§ **Instructions to follow**:
A line qualifies if it holds the string "heading". Copy every qualifying line from the records.

*** Opening of Recorded data ***

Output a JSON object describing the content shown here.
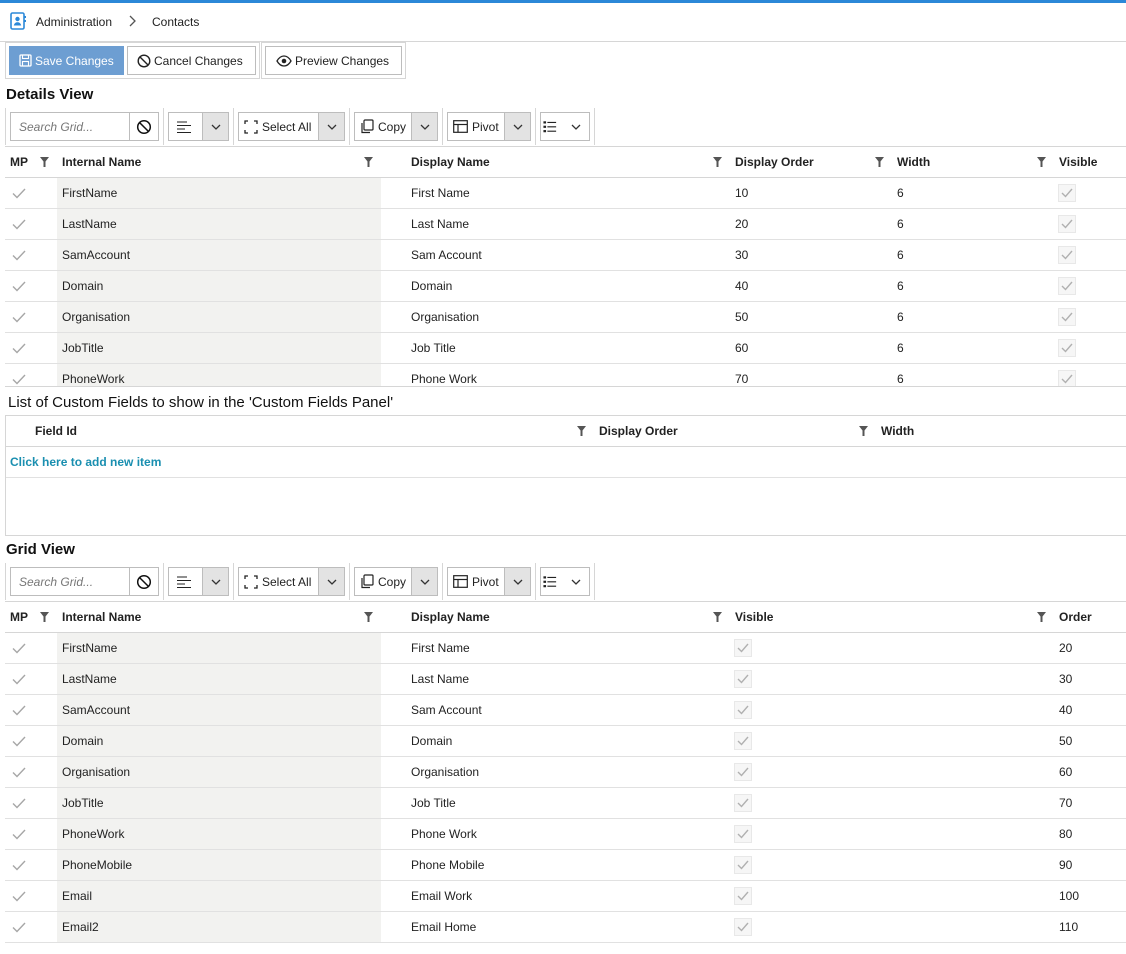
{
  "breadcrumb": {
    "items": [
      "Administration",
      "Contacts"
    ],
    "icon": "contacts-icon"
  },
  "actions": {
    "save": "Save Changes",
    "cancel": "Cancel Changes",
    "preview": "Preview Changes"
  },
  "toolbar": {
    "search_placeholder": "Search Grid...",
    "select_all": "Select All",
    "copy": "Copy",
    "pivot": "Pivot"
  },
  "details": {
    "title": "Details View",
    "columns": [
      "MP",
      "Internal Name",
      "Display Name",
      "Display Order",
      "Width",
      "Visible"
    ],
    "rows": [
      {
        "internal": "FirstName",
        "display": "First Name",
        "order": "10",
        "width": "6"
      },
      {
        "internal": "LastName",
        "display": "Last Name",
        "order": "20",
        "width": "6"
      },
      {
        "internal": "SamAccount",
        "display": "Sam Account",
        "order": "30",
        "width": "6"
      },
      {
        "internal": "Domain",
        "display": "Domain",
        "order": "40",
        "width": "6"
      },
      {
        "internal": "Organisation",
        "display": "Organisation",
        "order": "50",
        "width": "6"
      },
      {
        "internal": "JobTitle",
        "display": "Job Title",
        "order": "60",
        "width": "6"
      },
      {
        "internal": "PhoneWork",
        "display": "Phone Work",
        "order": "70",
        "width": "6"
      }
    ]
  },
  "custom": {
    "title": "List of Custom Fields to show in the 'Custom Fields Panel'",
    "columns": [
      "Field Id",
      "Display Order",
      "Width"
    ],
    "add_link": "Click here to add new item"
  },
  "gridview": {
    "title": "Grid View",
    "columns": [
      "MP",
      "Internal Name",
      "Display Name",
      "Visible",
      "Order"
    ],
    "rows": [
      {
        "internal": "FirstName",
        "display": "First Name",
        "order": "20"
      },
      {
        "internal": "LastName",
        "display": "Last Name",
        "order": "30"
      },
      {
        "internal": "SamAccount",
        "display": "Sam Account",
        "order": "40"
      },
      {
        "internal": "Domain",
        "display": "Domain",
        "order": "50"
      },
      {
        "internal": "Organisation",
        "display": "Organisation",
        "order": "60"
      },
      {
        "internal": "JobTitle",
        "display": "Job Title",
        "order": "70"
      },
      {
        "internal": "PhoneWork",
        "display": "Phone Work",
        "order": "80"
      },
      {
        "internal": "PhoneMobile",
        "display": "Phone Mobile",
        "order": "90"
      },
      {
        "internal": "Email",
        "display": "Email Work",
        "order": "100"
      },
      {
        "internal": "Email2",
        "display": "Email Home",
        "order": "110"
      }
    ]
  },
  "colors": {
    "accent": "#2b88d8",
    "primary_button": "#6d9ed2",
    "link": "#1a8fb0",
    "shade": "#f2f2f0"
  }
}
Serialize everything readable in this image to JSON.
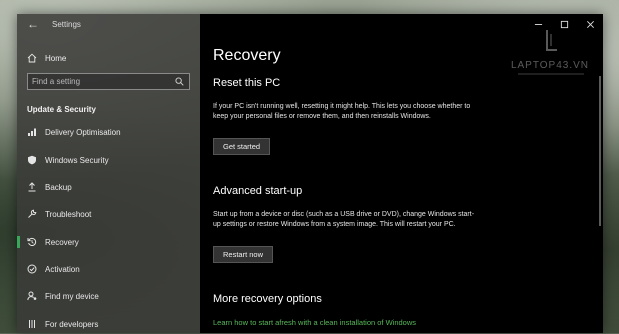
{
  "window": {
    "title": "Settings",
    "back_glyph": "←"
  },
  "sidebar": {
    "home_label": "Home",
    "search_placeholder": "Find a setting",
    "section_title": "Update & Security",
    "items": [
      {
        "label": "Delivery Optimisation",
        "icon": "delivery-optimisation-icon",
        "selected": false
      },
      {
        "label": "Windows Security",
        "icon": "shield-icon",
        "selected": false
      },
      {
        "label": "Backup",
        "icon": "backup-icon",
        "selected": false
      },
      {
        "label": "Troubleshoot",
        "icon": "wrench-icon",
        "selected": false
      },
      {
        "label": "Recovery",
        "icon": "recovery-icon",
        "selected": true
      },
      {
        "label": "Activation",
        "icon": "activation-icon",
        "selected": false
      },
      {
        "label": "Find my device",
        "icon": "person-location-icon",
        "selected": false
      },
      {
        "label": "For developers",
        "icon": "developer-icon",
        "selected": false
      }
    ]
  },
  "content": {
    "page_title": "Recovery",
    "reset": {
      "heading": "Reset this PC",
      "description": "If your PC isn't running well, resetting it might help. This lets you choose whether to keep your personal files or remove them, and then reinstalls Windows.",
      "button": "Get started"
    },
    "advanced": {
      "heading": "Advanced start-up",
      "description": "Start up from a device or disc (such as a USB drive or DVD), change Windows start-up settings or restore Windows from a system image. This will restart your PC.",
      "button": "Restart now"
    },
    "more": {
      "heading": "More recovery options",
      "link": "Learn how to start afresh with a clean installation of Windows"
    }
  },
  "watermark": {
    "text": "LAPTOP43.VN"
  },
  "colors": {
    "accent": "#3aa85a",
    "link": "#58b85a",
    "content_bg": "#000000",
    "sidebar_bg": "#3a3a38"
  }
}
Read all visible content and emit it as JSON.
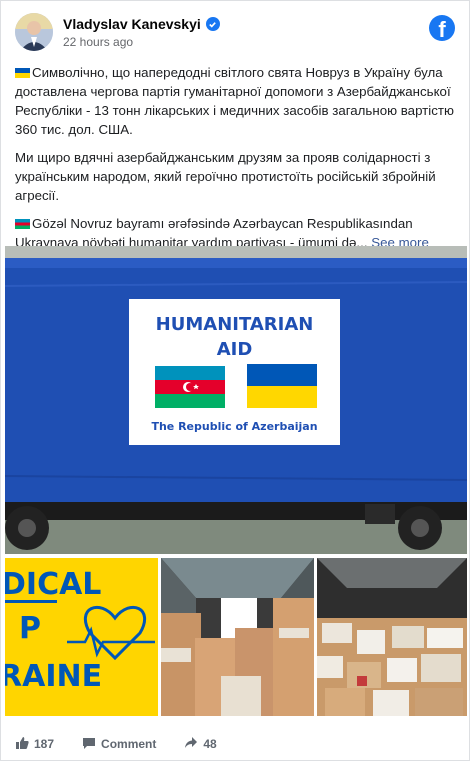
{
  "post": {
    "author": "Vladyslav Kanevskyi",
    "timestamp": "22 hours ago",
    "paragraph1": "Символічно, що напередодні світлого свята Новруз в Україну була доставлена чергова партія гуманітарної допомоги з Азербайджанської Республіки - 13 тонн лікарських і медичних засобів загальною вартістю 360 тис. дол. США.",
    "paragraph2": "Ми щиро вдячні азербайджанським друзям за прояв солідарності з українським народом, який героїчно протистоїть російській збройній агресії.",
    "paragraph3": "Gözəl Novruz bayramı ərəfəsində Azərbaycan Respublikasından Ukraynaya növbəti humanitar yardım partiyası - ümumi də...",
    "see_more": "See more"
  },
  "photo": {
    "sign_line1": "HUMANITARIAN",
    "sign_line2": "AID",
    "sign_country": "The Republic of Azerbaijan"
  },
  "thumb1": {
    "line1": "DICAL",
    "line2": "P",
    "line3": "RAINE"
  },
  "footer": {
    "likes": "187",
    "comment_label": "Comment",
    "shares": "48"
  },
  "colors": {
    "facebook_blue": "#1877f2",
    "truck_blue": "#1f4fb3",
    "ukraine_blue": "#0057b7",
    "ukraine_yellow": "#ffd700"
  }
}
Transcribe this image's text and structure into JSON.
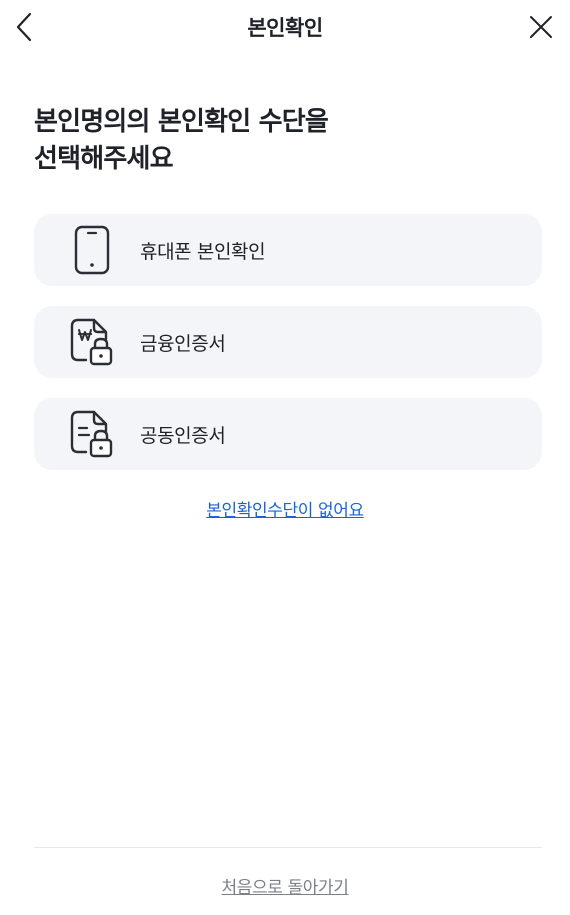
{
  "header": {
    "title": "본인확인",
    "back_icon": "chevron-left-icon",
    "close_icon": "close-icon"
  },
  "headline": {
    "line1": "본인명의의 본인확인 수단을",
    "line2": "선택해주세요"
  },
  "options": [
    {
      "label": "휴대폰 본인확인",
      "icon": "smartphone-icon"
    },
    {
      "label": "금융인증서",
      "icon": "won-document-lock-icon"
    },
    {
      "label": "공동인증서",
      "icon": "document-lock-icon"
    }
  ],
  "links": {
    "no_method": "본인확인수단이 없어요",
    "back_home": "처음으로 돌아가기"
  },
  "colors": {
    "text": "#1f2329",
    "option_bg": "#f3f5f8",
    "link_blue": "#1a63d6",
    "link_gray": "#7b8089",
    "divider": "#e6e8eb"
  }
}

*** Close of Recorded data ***

§ **Response**:
      "heading": "Reset this PC",
      "heading": "Advanced start-up",
      "heading": "More recovery options",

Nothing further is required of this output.